Diane's Writing Life

Writing as D. Dominik Wickles

The Hitman


The HitMan

by Diane T. Wickles

Amanda Atwater checked her diamond watch then put out her cigarette in the overflowing ashtray of her Lincoln. She lit another and drummed her lacquered nails on the steering wheel.

“I don’t know why I expected a hitman to be punctual,” she muttered.

Her gaze swept the empty parking lot that was the prearranged rendezvous. Never would she have guessed she’d be hiring a hitman. Ten thousand dollars to rid my nitwit son of that girl he married. Rosa. Humph.

A sharp rap on the passenger side window interrupted her thoughts. She unlocked the door and a man slid in.

“You’re late,” Amanda said, stubbing out her cigarette.

“I’ve been around…watching.”

The man had average length dark hair, wasn’t fat but neither was he skinny and wore plain dark clothes.

Amanda handed over an envelope containing her daughter-in-law’s name, address and photo. “Your fee is in there, too.”

The man slipped it into his jacket pocket. “No questions? Your kind usually does.”

“What do you mean ‘my kind’?” She lit the last cigarette in the pack.

“You know…women who hire hitmen. They always want to know how I’ll do it. All the gory details.”

“Well, I couldn’t care less how you do it. Just as long as you do it. Now, are we done?”

It was bad enough she had to have contact with this type of person, but did they need to sit and chat?

The hitman crossed his arms and asked, “So, what’s wrong with your daughter-in-law?”

“Must we really go into that?”

“Humor me. I could refuse the job.”

Amanda sighed. “Where should I start…she’s Italian and wears high-heeled flip flops. Her family owns a meat packing company, for God’s sake. I won’t allow my granddaughter be raised around mobsters.”

The man slowly retrieved the envelope and looked inside. Then just as slowly he returned it to his pocket.

* * *

The next morning, parked near the elementary school, the hitman watched Amanda’s daughter-in-law exit the school grounds. He followed her  SUV several blocks before she pulled into a driveway beside a white and green ranch-style house. He parked along the curb and jogged across the front yard. The woman and a young girl headed toward the rear of the house. He peered around the corner of the house and saw the woman struggling to unlock the door.

He stepped forward and raised his arm.

The woman spun around with her keys held out in a threatening manner. When she saw the hitman, she shook her head.
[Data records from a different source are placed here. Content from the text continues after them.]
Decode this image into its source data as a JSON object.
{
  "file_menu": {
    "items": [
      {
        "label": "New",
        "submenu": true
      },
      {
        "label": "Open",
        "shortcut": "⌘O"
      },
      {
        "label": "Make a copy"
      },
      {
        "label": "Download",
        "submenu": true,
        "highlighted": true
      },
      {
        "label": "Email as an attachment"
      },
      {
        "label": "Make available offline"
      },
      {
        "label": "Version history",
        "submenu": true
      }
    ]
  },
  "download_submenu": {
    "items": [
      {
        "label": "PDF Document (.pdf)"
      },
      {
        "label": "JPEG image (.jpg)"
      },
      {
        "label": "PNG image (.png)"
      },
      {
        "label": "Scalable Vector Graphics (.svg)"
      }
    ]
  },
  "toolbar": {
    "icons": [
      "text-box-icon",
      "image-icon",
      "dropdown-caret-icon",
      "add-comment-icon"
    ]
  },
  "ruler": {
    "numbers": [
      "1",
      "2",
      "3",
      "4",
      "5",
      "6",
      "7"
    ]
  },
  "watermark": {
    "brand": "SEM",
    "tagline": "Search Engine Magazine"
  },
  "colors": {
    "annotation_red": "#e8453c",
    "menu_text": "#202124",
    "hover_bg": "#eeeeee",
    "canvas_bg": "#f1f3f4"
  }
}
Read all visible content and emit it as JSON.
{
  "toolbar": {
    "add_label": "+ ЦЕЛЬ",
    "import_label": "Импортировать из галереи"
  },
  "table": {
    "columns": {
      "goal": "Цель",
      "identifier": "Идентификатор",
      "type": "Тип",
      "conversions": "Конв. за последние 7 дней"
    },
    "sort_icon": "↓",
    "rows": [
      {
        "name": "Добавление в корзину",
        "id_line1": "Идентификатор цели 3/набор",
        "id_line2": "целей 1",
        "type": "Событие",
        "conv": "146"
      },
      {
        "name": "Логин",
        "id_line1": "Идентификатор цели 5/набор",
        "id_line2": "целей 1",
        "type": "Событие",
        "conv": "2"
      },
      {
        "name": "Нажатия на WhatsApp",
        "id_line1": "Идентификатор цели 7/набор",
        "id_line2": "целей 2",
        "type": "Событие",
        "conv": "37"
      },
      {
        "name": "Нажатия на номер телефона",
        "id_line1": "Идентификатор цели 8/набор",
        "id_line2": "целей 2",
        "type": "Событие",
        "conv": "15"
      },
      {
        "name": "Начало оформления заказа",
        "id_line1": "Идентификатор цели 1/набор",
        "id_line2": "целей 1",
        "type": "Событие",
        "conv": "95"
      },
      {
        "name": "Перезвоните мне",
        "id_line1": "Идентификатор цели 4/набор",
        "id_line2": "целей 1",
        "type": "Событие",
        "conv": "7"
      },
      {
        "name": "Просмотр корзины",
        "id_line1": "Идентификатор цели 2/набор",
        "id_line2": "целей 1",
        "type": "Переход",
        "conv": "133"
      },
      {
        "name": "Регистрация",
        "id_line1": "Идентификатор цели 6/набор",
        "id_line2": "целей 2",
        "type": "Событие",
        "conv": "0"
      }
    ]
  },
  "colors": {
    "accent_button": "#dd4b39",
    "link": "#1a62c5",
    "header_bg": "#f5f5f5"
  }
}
“You scared me half to death, Uncle Joe!”

With a squeal, the little girl reached her arms up to the man.

“We missed you last night at Little Dominic’s birthday party.” The woman unlocked the door and they entered the warm kitchen.

The man set the girl down and unzipped her jacket. “I was on the lower east side taking care of some business.”

When the woman saw the light on her answering machine, she pushed the play button then hung her jacket over a chair.

“Hey Rosa, it’s me. Listen, it’s about Mom…she’s dead.” The voice on the tape broke. “They found her in her car on the lower east side. What was she doing in that section of town? She never goes there. Mom says the east side is full of foreigners.” A loud sniff was heard. “Anyways, I have to go. I’ll call you when I know more. Oh God, Rosa, what am I going to do without her?”

The machine clicked off and Rosa looked over to the hitman who sat on her kitchen floor.

Lower east side?

The hitman looked up and met her eyes. After a nod and a wink, he returned his attention back to the little girl.

Originally published on Apollos-Lyre.com (Summer 2006) then reprinted on Aoife’s Kiss (11/2007)

All rights reserved. No portion of this work may be reproduced without proper credit given to author.


« Short Stories

Tell me what you think?

Fill in your details below or click an icon to log in:

WordPress.com Logo

You are commenting using your WordPress.com account. Log Out /  Change )

Google+ photo

You are commenting using your Google+ account. Log Out /  Change )

Twitter picture

You are commenting using your Twitter account. Log Out /  Change )

Facebook photo

You are commenting using your Facebook account. Log Out /  Change )


Connecting to %s

This site uses Akismet to reduce spam. Learn how your comment data is processed.

%d bloggers like this: